• Assigned task:
Set every entry down again exactly, omitting none.

• Task data:

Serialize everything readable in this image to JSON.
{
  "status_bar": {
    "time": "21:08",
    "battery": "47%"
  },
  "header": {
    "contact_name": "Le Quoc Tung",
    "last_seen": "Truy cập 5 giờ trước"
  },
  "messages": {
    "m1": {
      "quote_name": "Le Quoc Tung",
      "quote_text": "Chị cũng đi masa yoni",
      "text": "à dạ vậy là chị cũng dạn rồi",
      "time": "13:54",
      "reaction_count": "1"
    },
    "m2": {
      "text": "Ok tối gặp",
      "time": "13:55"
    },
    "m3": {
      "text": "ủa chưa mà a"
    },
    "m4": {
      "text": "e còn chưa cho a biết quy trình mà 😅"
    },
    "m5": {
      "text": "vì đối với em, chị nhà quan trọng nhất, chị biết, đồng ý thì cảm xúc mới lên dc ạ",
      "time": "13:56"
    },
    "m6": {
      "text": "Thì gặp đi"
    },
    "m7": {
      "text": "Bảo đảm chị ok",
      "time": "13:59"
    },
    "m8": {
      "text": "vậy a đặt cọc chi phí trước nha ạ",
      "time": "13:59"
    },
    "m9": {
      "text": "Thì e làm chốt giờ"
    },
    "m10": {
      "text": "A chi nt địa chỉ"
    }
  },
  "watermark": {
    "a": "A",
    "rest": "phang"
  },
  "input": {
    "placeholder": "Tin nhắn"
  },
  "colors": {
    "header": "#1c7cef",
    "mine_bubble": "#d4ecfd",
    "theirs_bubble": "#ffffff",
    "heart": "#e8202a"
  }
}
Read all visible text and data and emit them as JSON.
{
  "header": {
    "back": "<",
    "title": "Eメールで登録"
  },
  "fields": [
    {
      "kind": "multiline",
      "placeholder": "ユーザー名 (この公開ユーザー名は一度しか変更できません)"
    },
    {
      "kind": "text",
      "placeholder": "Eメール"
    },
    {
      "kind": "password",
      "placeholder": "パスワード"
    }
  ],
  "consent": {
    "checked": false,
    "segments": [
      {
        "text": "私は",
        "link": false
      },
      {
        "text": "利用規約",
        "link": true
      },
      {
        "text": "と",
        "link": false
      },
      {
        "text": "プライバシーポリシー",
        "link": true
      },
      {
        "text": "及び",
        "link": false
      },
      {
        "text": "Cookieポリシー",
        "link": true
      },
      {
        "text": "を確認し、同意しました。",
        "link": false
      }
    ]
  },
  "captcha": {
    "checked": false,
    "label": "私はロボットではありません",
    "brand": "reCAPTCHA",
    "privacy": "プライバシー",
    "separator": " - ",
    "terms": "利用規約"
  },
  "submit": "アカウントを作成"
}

• Response to this task:
Serialize everything readable in this image to JSON.
{
  "status_bar": {
    "time": "21:08",
    "battery": "47%"
  },
  "header": {
    "contact_name": "Le Quoc Tung",
    "last_seen": "Truy cập 5 giờ trước"
  },
  "messages": {
    "m1": {
      "quote_name": "Le Quoc Tung",
      "quote_text": "Chị cũng đi masa yoni",
      "text": "à dạ vậy là chị cũng dạn rồi",
      "time": "13:54",
      "reaction_count": "1"
    },
    "m2": {
      "text": "Ok tối gặp",
      "time": "13:55"
    },
    "m3": {
      "text": "ủa chưa mà a"
    },
    "m4": {
      "text": "e còn chưa cho a biết quy trình mà 😅"
    },
    "m5": {
      "text": "vì đối với em, chị nhà quan trọng nhất, chị biết, đồng ý thì cảm xúc mới lên dc ạ",
      "time": "13:56"
    },
    "m6": {
      "text": "Thì gặp đi"
    },
    "m7": {
      "text": "Bảo đảm chị ok",
      "time": "13:59"
    },
    "m8": {
      "text": "vậy a đặt cọc chi phí trước nha ạ",
      "time": "13:59"
    },
    "m9": {
      "text": "Thì e làm chốt giờ"
    },
    "m10": {
      "text": "A chi nt địa chỉ"
    }
  },
  "watermark": {
    "a": "A",
    "rest": "phang"
  },
  "input": {
    "placeholder": "Tin nhắn"
  },
  "colors": {
    "header": "#1c7cef",
    "mine_bubble": "#d4ecfd",
    "theirs_bubble": "#ffffff",
    "heart": "#e8202a"
  }
}
Read all visible text and data and emit them as JSON.
{
  "header": {
    "back": "<",
    "title": "Eメールで登録"
  },
  "fields": [
    {
      "kind": "multiline",
      "placeholder": "ユーザー名 (この公開ユーザー名は一度しか変更できません)"
    },
    {
      "kind": "text",
      "placeholder": "Eメール"
    },
    {
      "kind": "password",
      "placeholder": "パスワード"
    }
  ],
  "consent": {
    "checked": false,
    "segments": [
      {
        "text": "私は",
        "link": false
      },
      {
        "text": "利用規約",
        "link": true
      },
      {
        "text": "と",
        "link": false
      },
      {
        "text": "プライバシーポリシー",
        "link": true
      },
      {
        "text": "及び",
        "link": false
      },
      {
        "text": "Cookieポリシー",
        "link": true
      },
      {
        "text": "を確認し、同意しました。",
        "link": false
      }
    ]
  },
  "captcha": {
    "checked": false,
    "label": "私はロボットではありません",
    "brand": "reCAPTCHA",
    "privacy": "プライバシー",
    "separator": " - ",
    "terms": "利用規約"
  },
  "submit": "アカウントを作成"
}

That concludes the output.